Mississippi State vs North Carolina State at Bank of America Stadium in Charlotte, NC
Ole Miss vs Maryland at M&T Bank Stadium in Baltimore, MD
Tennessee vs Boston College at Gillette Stadium in Foxborough, MA
Texas A&M vs Miami at Cowboys Stadium in Arlington, TX
Wake Forest at Vanderbilt (permanent foe, home and home)
Other stadiums and cities could be used based upon a bidding process and availability — Lincoln Financial Field in Philadelphia, the Superdome in New Orleans, Reliant Stadium in Houston, Yankee Stadium in New York, etc, etc. Those sites could rotate in and out, too. The above is just an example of what’s possible.
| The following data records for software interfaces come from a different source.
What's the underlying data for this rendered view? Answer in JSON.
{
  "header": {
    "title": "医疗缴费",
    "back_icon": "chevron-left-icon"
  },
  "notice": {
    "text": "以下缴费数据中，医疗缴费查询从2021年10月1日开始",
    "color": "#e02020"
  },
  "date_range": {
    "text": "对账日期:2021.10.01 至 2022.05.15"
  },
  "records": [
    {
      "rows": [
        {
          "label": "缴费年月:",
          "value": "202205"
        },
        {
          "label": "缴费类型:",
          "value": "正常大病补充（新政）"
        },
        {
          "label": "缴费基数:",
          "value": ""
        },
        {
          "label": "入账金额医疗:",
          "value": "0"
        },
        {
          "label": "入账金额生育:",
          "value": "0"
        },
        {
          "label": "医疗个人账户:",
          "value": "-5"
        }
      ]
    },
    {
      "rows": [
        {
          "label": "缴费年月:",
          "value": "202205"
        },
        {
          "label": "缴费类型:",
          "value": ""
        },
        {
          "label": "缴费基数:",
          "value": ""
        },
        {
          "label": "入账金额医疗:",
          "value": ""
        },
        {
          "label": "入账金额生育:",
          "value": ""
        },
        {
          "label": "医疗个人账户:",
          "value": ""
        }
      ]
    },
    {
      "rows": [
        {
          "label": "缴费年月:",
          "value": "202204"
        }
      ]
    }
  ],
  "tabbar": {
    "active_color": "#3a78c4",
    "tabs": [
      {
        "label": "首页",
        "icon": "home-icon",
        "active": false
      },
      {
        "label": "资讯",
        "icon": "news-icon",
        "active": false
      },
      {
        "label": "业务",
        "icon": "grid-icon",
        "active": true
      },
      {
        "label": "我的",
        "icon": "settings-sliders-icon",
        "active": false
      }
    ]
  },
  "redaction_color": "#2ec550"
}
Lining up a year-in, year-out sponsored series of late-season football games against the ACC would accomplish three things:
1. It would bring in more dollars for both leagues (which should be enough to get the ACC on board with such a plan).
2. Those dollars and the credibility of partnering with the SEC could help hold the ACC together (and prevent the SEC from having to expand again so soon after going two new teams).
3. It would guarantee each SEC foe at least nine BCS-level contests per season, which would aid the league in the polls and computer rankings.
We at MrSEC.com understand the thinking behind a Big 12-SEC regular-season partnership to rival the Big Ten’s new deal with the Pac-12. But we believe the better play would be in setting up an annual SEC-ACC partnership. Better for the ACC. Better for the SEC. Better for the stability of the college football landscape.